Could you restate all of the records exactly, leaving out the pictures?

*** Opening PROVIDED ENTRIES ***

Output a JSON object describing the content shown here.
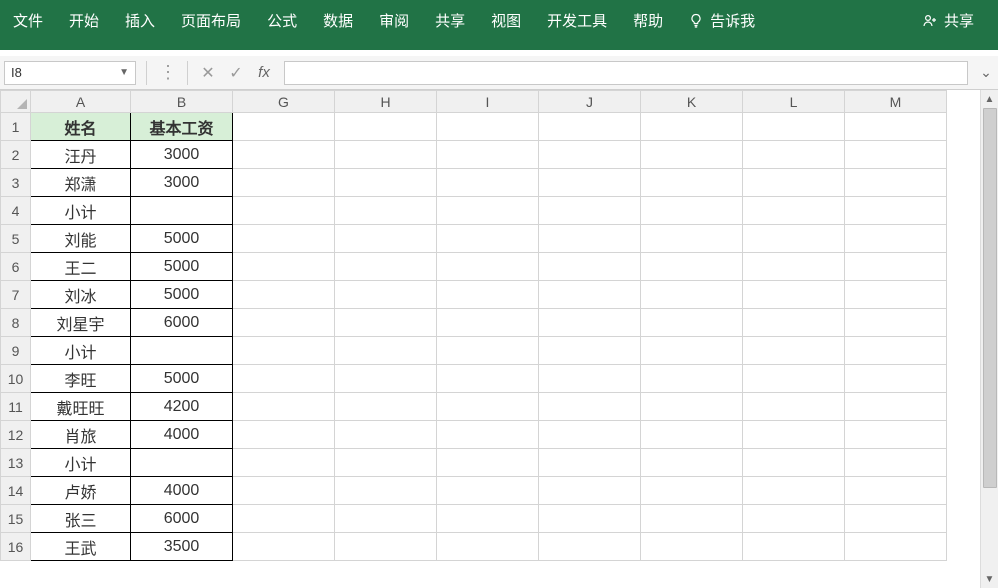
{
  "ribbon": {
    "tabs": [
      "文件",
      "开始",
      "插入",
      "页面布局",
      "公式",
      "数据",
      "审阅",
      "共享",
      "视图",
      "开发工具",
      "帮助"
    ],
    "tell_me": "告诉我",
    "share": "共享"
  },
  "formula_bar": {
    "name_box": "I8",
    "fx_label": "fx",
    "formula": ""
  },
  "columns": [
    "A",
    "B",
    "G",
    "H",
    "I",
    "J",
    "K",
    "L",
    "M"
  ],
  "row_numbers": [
    1,
    2,
    3,
    4,
    5,
    6,
    7,
    8,
    9,
    10,
    11,
    12,
    13,
    14,
    15,
    16
  ],
  "headers": {
    "A": "姓名",
    "B": "基本工资"
  },
  "rows": [
    {
      "A": "汪丹",
      "B": "3000"
    },
    {
      "A": "郑潇",
      "B": "3000"
    },
    {
      "A": "小计",
      "B": ""
    },
    {
      "A": "刘能",
      "B": "5000"
    },
    {
      "A": "王二",
      "B": "5000"
    },
    {
      "A": "刘冰",
      "B": "5000"
    },
    {
      "A": "刘星宇",
      "B": "6000"
    },
    {
      "A": "小计",
      "B": ""
    },
    {
      "A": "李旺",
      "B": "5000"
    },
    {
      "A": "戴旺旺",
      "B": "4200"
    },
    {
      "A": "肖旅",
      "B": "4000"
    },
    {
      "A": "小计",
      "B": ""
    },
    {
      "A": "卢娇",
      "B": "4000"
    },
    {
      "A": "张三",
      "B": "6000"
    },
    {
      "A": "王武",
      "B": "3500"
    }
  ]
}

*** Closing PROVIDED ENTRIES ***

▶ EXPECTED ANSWER
Output a JSON object describing the content shown here.
{
  "ribbon": {
    "tabs": [
      "文件",
      "开始",
      "插入",
      "页面布局",
      "公式",
      "数据",
      "审阅",
      "共享",
      "视图",
      "开发工具",
      "帮助"
    ],
    "tell_me": "告诉我",
    "share": "共享"
  },
  "formula_bar": {
    "name_box": "I8",
    "fx_label": "fx",
    "formula": ""
  },
  "columns": [
    "A",
    "B",
    "G",
    "H",
    "I",
    "J",
    "K",
    "L",
    "M"
  ],
  "row_numbers": [
    1,
    2,
    3,
    4,
    5,
    6,
    7,
    8,
    9,
    10,
    11,
    12,
    13,
    14,
    15,
    16
  ],
  "headers": {
    "A": "姓名",
    "B": "基本工资"
  },
  "rows": [
    {
      "A": "汪丹",
      "B": "3000"
    },
    {
      "A": "郑潇",
      "B": "3000"
    },
    {
      "A": "小计",
      "B": ""
    },
    {
      "A": "刘能",
      "B": "5000"
    },
    {
      "A": "王二",
      "B": "5000"
    },
    {
      "A": "刘冰",
      "B": "5000"
    },
    {
      "A": "刘星宇",
      "B": "6000"
    },
    {
      "A": "小计",
      "B": ""
    },
    {
      "A": "李旺",
      "B": "5000"
    },
    {
      "A": "戴旺旺",
      "B": "4200"
    },
    {
      "A": "肖旅",
      "B": "4000"
    },
    {
      "A": "小计",
      "B": ""
    },
    {
      "A": "卢娇",
      "B": "4000"
    },
    {
      "A": "张三",
      "B": "6000"
    },
    {
      "A": "王武",
      "B": "3500"
    }
  ]
}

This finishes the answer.